One potential reason for misunderstanding risk is low health literacy. The U.S. Department of Health and Human Services defines health literacy as “the degree to which individuals have the capacity to obtain, process, and understand basic health information and services needed to make appropriate health decisions” {26}. Some studies show that health literacy is fundamental to women’s understanding and capacity to learn about the new breast cancer recurrence risk genomic tests as well as their desire for active participation in medical care: women with lower health literacy recalled less of the information provided about the recurrence risk test than women with higher health literacy. Health literacy was not related to the amount of additional information women desired. Women with higher health literacy preferred to have a more active role in decisions about the test. Health literacy may affect women’s capacity to learn about the new genomic tests as well as their desire for informed participation in their medical care {27, 28}.

Given the possible misinterpretation of specific (genomic) terminology as well as less specific terminology (e.g. “not done”, “not interpretable”) {29}, it is imperative that more attention should be paid to information issues in this field. Studies show that most patients prefer to be involved in medical decisions that affect their care {30,31} and that patients who are active participants in their medical decisions are better adjusted psychologically; they report being more satisfied with their decisions, and are more likely to adhere to their treatment regimens {32, 33, 34}. These new tests raise important new issues for the clinicians about how to communicate with patients about their recurrence risks.

Acknowledgement by clinicians of the potential problems and subsequent clarification of any misconceptions should prevent or relieve patients’ anxieties and help them to cope with the situation.

Therefore, in addition to giving us insights into their understanding of this new procedure, the participants in a study also provided insights into the ways clinicians may be able to help them. Two specific points in particular that need to be improved in clinical practice emerge. Firstly, healthcare professionals should explain to patients the difference between genomic signatures and genetic testing, and should emphasise that the analysis focuses solely on the tumour genes and has nothing to do with whether or not the disease is hereditary. Secondly, the disclosure of “not done” and “not interpretable” results should be handled with care because of the potentially negative implications of these terms. Physicians should explain that these expressions refer to technical problems that have arisen, and not to the tumour itself. Improving the quality of the information with which patients are provided about these new methods – by taking more time to explain what they involve, favouring discussions and eliciting feedback from the patients – will enable them to play an active role in the decision-making process about their treatment and ensure that those who agree to have gene analysis performed on their tumours are satisfied with the procedure {26}.
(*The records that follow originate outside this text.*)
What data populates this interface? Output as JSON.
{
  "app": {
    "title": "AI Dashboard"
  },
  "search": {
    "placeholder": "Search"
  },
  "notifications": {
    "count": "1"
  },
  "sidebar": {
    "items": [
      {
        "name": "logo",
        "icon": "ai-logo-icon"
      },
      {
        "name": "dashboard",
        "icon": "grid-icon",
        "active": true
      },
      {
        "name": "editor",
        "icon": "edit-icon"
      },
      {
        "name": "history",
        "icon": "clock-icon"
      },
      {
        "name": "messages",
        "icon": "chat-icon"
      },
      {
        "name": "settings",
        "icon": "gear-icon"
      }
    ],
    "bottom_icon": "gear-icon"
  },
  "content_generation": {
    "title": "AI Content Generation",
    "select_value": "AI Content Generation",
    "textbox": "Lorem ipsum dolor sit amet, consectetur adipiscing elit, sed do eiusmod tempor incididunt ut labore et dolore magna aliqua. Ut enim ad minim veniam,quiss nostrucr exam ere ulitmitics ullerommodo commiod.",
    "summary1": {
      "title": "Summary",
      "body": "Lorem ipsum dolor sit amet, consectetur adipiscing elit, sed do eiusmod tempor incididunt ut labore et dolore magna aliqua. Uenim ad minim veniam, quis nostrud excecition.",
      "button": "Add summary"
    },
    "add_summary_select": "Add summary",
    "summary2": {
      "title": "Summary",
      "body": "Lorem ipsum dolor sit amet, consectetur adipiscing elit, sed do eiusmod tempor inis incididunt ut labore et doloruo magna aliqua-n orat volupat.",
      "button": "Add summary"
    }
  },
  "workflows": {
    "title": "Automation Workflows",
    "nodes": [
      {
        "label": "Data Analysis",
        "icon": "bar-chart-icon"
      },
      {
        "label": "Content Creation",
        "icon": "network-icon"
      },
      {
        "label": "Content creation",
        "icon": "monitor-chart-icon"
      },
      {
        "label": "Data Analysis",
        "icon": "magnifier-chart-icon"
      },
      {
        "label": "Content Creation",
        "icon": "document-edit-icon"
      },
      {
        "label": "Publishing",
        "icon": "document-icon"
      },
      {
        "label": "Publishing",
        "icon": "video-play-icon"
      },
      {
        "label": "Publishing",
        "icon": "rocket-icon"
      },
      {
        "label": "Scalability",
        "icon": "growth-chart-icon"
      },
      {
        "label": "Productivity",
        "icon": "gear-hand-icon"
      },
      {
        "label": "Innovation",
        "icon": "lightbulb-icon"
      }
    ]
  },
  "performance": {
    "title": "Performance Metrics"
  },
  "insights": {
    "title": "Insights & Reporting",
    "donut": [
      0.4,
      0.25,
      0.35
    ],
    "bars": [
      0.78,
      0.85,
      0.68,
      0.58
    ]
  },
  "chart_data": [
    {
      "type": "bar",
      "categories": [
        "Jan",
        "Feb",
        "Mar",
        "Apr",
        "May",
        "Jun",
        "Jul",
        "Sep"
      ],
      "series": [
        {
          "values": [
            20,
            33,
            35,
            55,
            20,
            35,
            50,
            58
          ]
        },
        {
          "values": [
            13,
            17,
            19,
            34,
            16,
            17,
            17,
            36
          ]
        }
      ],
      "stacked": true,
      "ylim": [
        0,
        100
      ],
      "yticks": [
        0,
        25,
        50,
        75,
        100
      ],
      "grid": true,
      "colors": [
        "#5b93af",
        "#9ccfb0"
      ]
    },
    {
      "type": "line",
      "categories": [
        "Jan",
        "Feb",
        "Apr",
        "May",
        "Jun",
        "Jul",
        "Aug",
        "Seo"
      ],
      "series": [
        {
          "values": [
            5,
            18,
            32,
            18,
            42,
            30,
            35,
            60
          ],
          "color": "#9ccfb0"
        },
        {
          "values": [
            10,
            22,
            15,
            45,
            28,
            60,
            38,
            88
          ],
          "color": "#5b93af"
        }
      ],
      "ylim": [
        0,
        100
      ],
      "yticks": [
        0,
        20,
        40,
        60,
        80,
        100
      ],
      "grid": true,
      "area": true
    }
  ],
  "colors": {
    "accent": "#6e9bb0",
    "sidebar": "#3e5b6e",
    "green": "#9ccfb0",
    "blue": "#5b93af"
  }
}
These findings have practical implications. When communicating recurrence risk test information to patients, clinicians and others health professionals should pay attention to patient health literacy and numeracy, and perhaps adjust the delivery of and time spent on communication of risk information to patients.

Sacchini D et al. Result Card ETH6 In: Sacchini D et al. Ethical analysis In: Jefferson T, Vicari N, Raatz H [eds.]. Prognostic tests for breast cancer recurrence (uPA/PAI-1 [FEMTELLE], MammaPrint, Oncotype DX ) [Core HTA], Agenzia nationale per i servizi sanitari regionali (, Italy ; 2013. [cited 7 February 2023]. Available from: